Musical retelling of the famous fairytale. In the kingdom of Euphrania, young Cinderella (Gemma Craven) lives a life of misery with her wicked stepmother (Margaret Lockwood) and two stepsisters. When a Great Ball is thrown in honour of the Prince (Richard Chamberlain), the forlorn Cinderella dreams of attending - only to have her wish granted by her Fairy Godmother (Annette Crosbie)! At the Ball the Prince meets and is smitten by Cinderella, but the path of true love does not run straight...
You know the story: Cinderella rides in a magical pumpkin to the ball, enchants the prince and flees at midnight. He finds her slipper and tracks her down, and they live happily ever after. But wait! In The Slipper and the Rose
, it turns out there's more to the life of a prince than being charming. The king prefers to choose the prince's wife, one of proper social station who would provide a strong political alliance to ward off the kingdom's enemies. That's one of the twists in this 1976 British take on the classic fairy tale, one of a long line of musical versions. The disgruntled prince, who's as much of a focal point here as the lady with the footwear, is played by Richard Chamberlain, during the years when he was taking on the classics and had not yet been crowned king of the TV mini-series. He displays a pleasant voice opposite Gemma Craven as Cinderella, and veteran character actor Michael Hordern as the king leads the supporting ensemble. Add lavish sets and lush scenery (partially filmed in Austria), humour, fun choreography, and an Oscar-nominated score full of charming songs by Richard M. and Robert B. Sherman (veterans of such Disney movies as Mary Poppins
and The Jungle Book
, and who also co-wrote the script with director Bryan Forbes), and you have a grand, engaging family musical. The 143-minute running time and dreamy, deliberate pace might test the patience of antsy viewers, but The Slipper and the Rose

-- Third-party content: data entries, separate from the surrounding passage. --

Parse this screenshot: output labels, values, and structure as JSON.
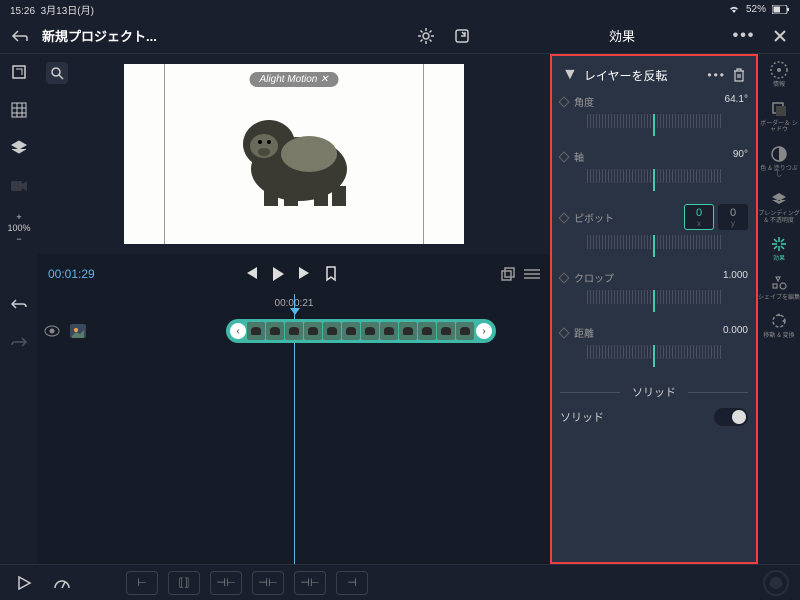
{
  "status": {
    "time": "15:26",
    "date": "3月13日(月)",
    "battery": "52%"
  },
  "header": {
    "project_title": "新規プロジェクト...",
    "panel_title": "効果"
  },
  "preview": {
    "watermark": "Alight Motion ✕"
  },
  "transport": {
    "timecode": "00:01:29",
    "ruler_time": "00:00:21"
  },
  "zoom": {
    "plus": "+",
    "value": "100%",
    "minus": "−"
  },
  "effect": {
    "title": "レイヤーを反転",
    "params": {
      "angle": {
        "label": "角度",
        "value": "64.1°"
      },
      "axis": {
        "label": "軸",
        "value": "90°"
      },
      "pivot": {
        "label": "ピボット",
        "x": "0",
        "x_label": "x",
        "y": "0",
        "y_label": "y"
      },
      "crop": {
        "label": "クロップ",
        "value": "1.000"
      },
      "distance": {
        "label": "距離",
        "value": "0.000"
      }
    },
    "section": "ソリッド",
    "solid_label": "ソリッド"
  },
  "right_tools": {
    "info": "情報",
    "border": "ボーダー＆\nシャドウ",
    "fill": "色 & 塗りつぶし",
    "blend": "ブレンディング\n& 不透明度",
    "effects": "効果",
    "shape": "シェイプを編集",
    "transform": "移動 & 変換"
  }
}
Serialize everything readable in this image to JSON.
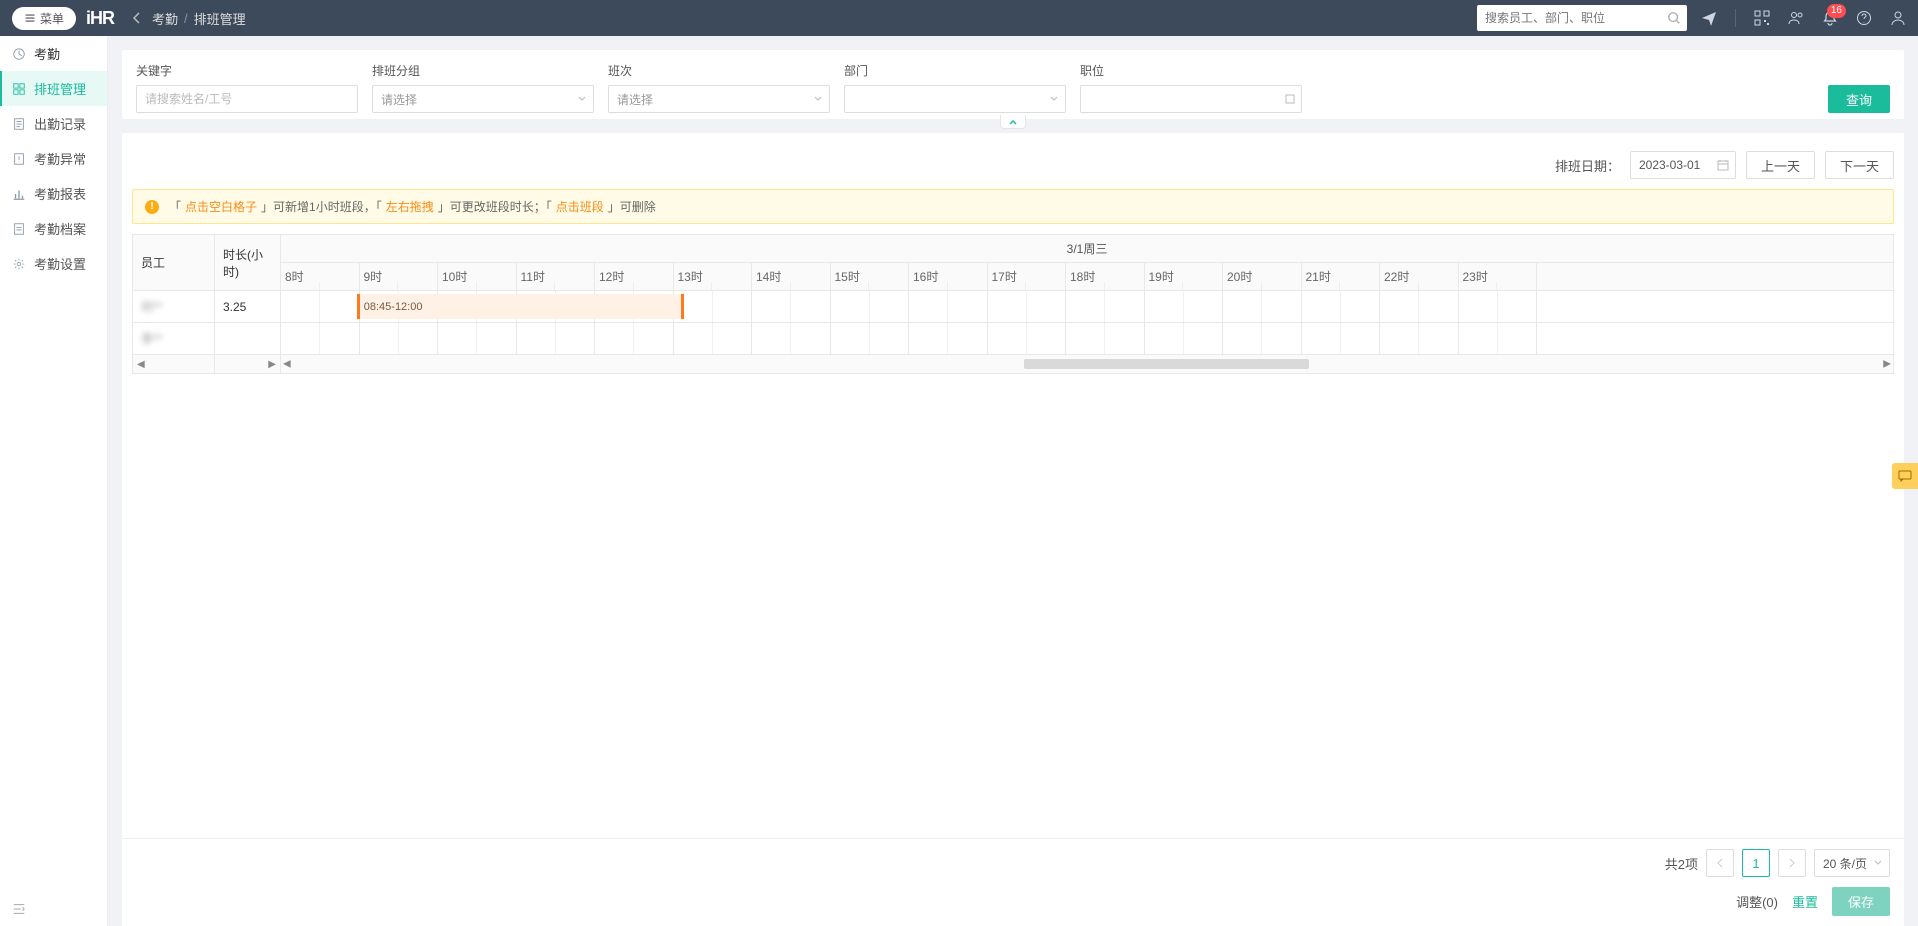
{
  "header": {
    "menu_label": "菜单",
    "logo": "iHR",
    "breadcrumb": {
      "module": "考勤",
      "page": "排班管理"
    },
    "search_placeholder": "搜索员工、部门、职位",
    "notif_count": "16"
  },
  "sidebar": {
    "items": [
      {
        "icon": "clock",
        "label": "考勤",
        "group": true,
        "active": false
      },
      {
        "icon": "grid",
        "label": "排班管理",
        "group": false,
        "active": true
      },
      {
        "icon": "doc",
        "label": "出勤记录",
        "group": false,
        "active": false
      },
      {
        "icon": "warn",
        "label": "考勤异常",
        "group": false,
        "active": false
      },
      {
        "icon": "chart",
        "label": "考勤报表",
        "group": false,
        "active": false
      },
      {
        "icon": "file",
        "label": "考勤档案",
        "group": false,
        "active": false
      },
      {
        "icon": "gear",
        "label": "考勤设置",
        "group": false,
        "active": false
      }
    ]
  },
  "filters": {
    "keyword": {
      "label": "关键字",
      "placeholder": "请搜索姓名/工号"
    },
    "group": {
      "label": "排班分组",
      "placeholder": "请选择"
    },
    "shift": {
      "label": "班次",
      "placeholder": "请选择"
    },
    "dept": {
      "label": "部门",
      "placeholder": ""
    },
    "job": {
      "label": "职位",
      "placeholder": ""
    },
    "query_btn": "查询"
  },
  "date_row": {
    "label": "排班日期：",
    "date": "2023-03-01",
    "prev": "上一天",
    "next": "下一天"
  },
  "tip": {
    "p1": "「",
    "h1": "点击空白格子",
    "p2": "」可新增1小时班段，「",
    "h2": "左右拖拽",
    "p3": "」可更改班段时长；「",
    "h3": "点击班段",
    "p4": "」可删除"
  },
  "schedule": {
    "col_emp": "员工",
    "col_dur": "时长(小时)",
    "day_header": "3/1周三",
    "hours": [
      "8时",
      "9时",
      "10时",
      "11时",
      "12时",
      "13时",
      "14时",
      "15时",
      "16时",
      "17时",
      "18时",
      "19时",
      "20时",
      "21时",
      "22时",
      "23时"
    ],
    "rows": [
      {
        "emp": "何**",
        "dur": "3.25",
        "shifts": [
          {
            "label": "08:45-12:00",
            "start_pct": 4.7,
            "width_pct": 20.3
          }
        ]
      },
      {
        "emp": "李**",
        "dur": "",
        "shifts": []
      }
    ]
  },
  "pagination": {
    "total_text": "共2项",
    "page": "1",
    "size_label": "20 条/页"
  },
  "actions": {
    "adjust": "调整(0)",
    "reset": "重置",
    "save": "保存"
  }
}
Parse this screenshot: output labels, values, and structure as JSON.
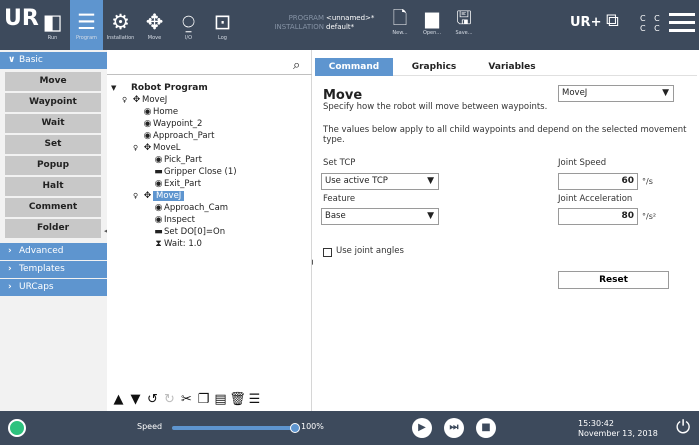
{
  "header": {
    "logo_text": "UR",
    "nav": [
      {
        "label": "Run",
        "icon": "run-icon"
      },
      {
        "label": "Program",
        "icon": "program-icon"
      },
      {
        "label": "Installation",
        "icon": "installation-icon"
      },
      {
        "label": "Move",
        "icon": "move-icon"
      },
      {
        "label": "I/O",
        "icon": "io-icon"
      },
      {
        "label": "Log",
        "icon": "log-icon"
      }
    ],
    "program_key": "PROGRAM",
    "program_value": "<unnamed>*",
    "installation_key": "INSTALLATION",
    "installation_value": "default*",
    "file_buttons": [
      {
        "label": "New...",
        "icon": "new-file-icon"
      },
      {
        "label": "Open...",
        "icon": "open-folder-icon"
      },
      {
        "label": "Save...",
        "icon": "save-icon"
      }
    ],
    "urcaps_logo": "UR+",
    "cc_text": "C C\nC C"
  },
  "left_panel": {
    "categories": {
      "basic": "Basic",
      "advanced": "Advanced",
      "templates": "Templates",
      "urcaps": "URCaps"
    },
    "basic_items": [
      "Move",
      "Waypoint",
      "Wait",
      "Set",
      "Popup",
      "Halt",
      "Comment",
      "Folder"
    ]
  },
  "tree": {
    "search_placeholder": "",
    "nodes": [
      {
        "text": "Robot Program",
        "toggle": "▼",
        "icon": "",
        "depth": 0
      },
      {
        "text": "MoveJ",
        "toggle": "♀",
        "icon": "✥",
        "depth": 1
      },
      {
        "text": "Home",
        "toggle": "",
        "icon": "◉",
        "depth": 2
      },
      {
        "text": "Waypoint_2",
        "toggle": "",
        "icon": "◉",
        "depth": 2
      },
      {
        "text": "Approach_Part",
        "toggle": "",
        "icon": "◉",
        "depth": 2
      },
      {
        "text": "MoveL",
        "toggle": "♀",
        "icon": "✥",
        "depth": 2
      },
      {
        "text": "Pick_Part",
        "toggle": "",
        "icon": "◉",
        "depth": 3
      },
      {
        "text": "Gripper Close (1)",
        "toggle": "",
        "icon": "▬",
        "depth": 3
      },
      {
        "text": "Exit_Part",
        "toggle": "",
        "icon": "◉",
        "depth": 3
      },
      {
        "text": "MoveJ",
        "toggle": "♀",
        "icon": "✥",
        "depth": 2
      },
      {
        "text": "Approach_Cam",
        "toggle": "",
        "icon": "◉",
        "depth": 3
      },
      {
        "text": "Inspect",
        "toggle": "",
        "icon": "◉",
        "depth": 3
      },
      {
        "text": "Set DO[0]=On",
        "toggle": "",
        "icon": "▬",
        "depth": 3
      },
      {
        "text": "Wait: 1.0",
        "toggle": "",
        "icon": "⧗",
        "depth": 3
      }
    ],
    "selected_index": 9,
    "toolbar": [
      {
        "icon": "move-up-icon",
        "glyph": "▲",
        "disabled": false
      },
      {
        "icon": "move-down-icon",
        "glyph": "▼",
        "disabled": false
      },
      {
        "icon": "undo-icon",
        "glyph": "↺",
        "disabled": false
      },
      {
        "icon": "redo-icon",
        "glyph": "↻",
        "disabled": true
      },
      {
        "icon": "cut-icon",
        "glyph": "✂",
        "disabled": false
      },
      {
        "icon": "copy-icon",
        "glyph": "❐",
        "disabled": false
      },
      {
        "icon": "paste-icon",
        "glyph": "▤",
        "disabled": false
      },
      {
        "icon": "delete-icon",
        "glyph": "🗑",
        "disabled": false
      },
      {
        "icon": "suppress-icon",
        "glyph": "☰",
        "disabled": false
      }
    ]
  },
  "command": {
    "tabs": [
      "Command",
      "Graphics",
      "Variables"
    ],
    "active_tab": 0,
    "title": "Move",
    "move_type_value": "MoveJ",
    "description": "Specify how the robot will move between waypoints.",
    "note": "The values below apply to all child waypoints and depend on the selected movement type.",
    "set_tcp_label": "Set TCP",
    "tcp_value": "Use active TCP",
    "feature_label": "Feature",
    "feature_value": "Base",
    "joint_speed_label": "Joint Speed",
    "joint_speed_value": "60",
    "joint_speed_unit": "°/s",
    "joint_accel_label": "Joint Acceleration",
    "joint_accel_value": "80",
    "joint_accel_unit": "°/s²",
    "use_joint_angles_label": "Use joint angles",
    "reset_label": "Reset"
  },
  "footer": {
    "speed_label": "Speed",
    "speed_value": "100%",
    "speed_fraction": 1.0,
    "time": "15:30:42",
    "date": "November 13, 2018"
  }
}
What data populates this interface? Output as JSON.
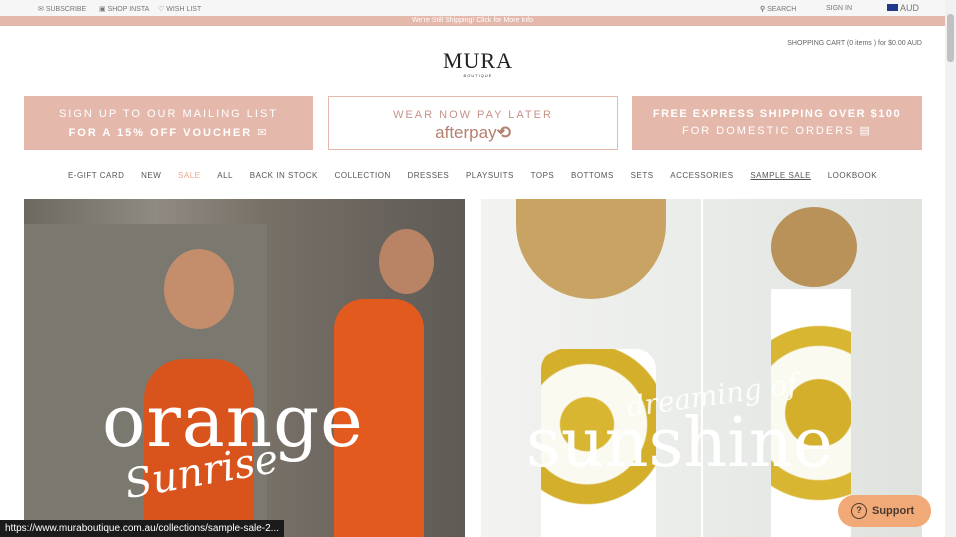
{
  "topbar": {
    "subscribe": "SUBSCRIBE",
    "shop_insta": "SHOP INSTA",
    "wish_list": "WISH LIST",
    "search": "SEARCH",
    "sign_in": "SIGN IN",
    "currency": "AUD"
  },
  "shipping_banner": "We're Still Shipping! Click for More Info",
  "cart": "SHOPPING CART (0 items ) for $0.00 AUD",
  "logo": {
    "name": "MURA",
    "sub": "BOUTIQUE"
  },
  "promos": [
    {
      "line1": "SIGN UP TO OUR MAILING LIST",
      "line2": "FOR A 15% OFF VOUCHER"
    },
    {
      "line1": "WEAR NOW PAY LATER",
      "line2": "afterpay"
    },
    {
      "line1": "FREE EXPRESS SHIPPING OVER $100",
      "line2": "FOR DOMESTIC ORDERS"
    }
  ],
  "nav": [
    "E-GIFT CARD",
    "NEW",
    "SALE",
    "ALL",
    "BACK IN STOCK",
    "COLLECTION",
    "DRESSES",
    "PLAYSUITS",
    "TOPS",
    "BOTTOMS",
    "SETS",
    "ACCESSORIES",
    "SAMPLE SALE",
    "LOOKBOOK"
  ],
  "heroes": [
    {
      "title": "orange",
      "script": "Sunrise"
    },
    {
      "title": "sunshine",
      "script": "dreaming of"
    }
  ],
  "status_url": "https://www.muraboutique.com.au/collections/sample-sale-2...",
  "support": "Support",
  "colors": {
    "accent": "#e4b8ab",
    "support": "#f2a978"
  }
}
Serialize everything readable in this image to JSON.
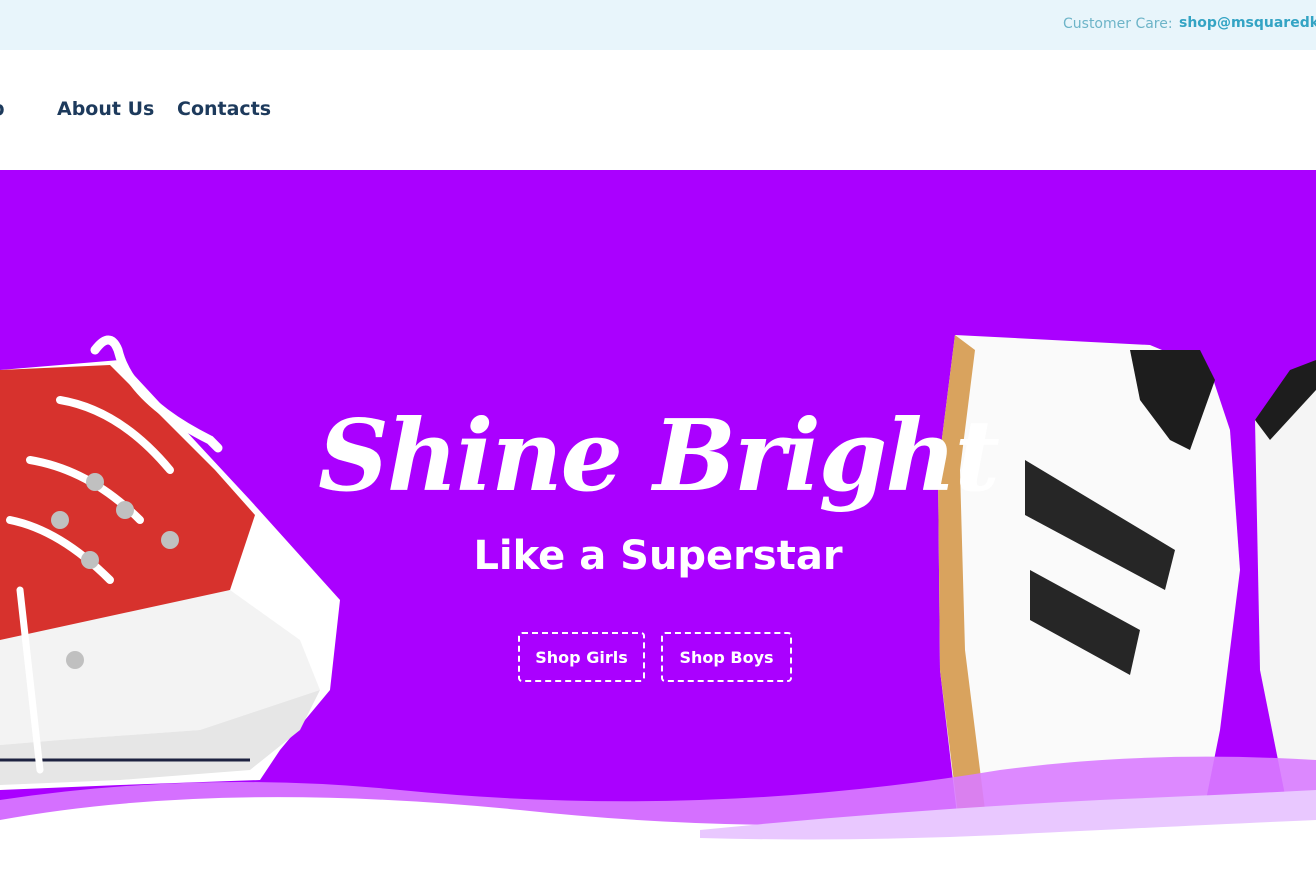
{
  "topbar": {
    "care_label": "Customer Care:",
    "care_email": "shop@msquaredki",
    "background": "#e8f5fb"
  },
  "nav": {
    "items": [
      {
        "label": "op"
      },
      {
        "label": "About Us"
      },
      {
        "label": "Contacts"
      }
    ]
  },
  "hero": {
    "title": "Shine Bright",
    "subtitle": "Like a Superstar",
    "background": "#aa00ff",
    "buttons": [
      {
        "label": "Shop Girls"
      },
      {
        "label": "Shop Boys"
      }
    ]
  }
}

's legion of fans wouldn't have it any other way. --David Horiuchi, Amazon.com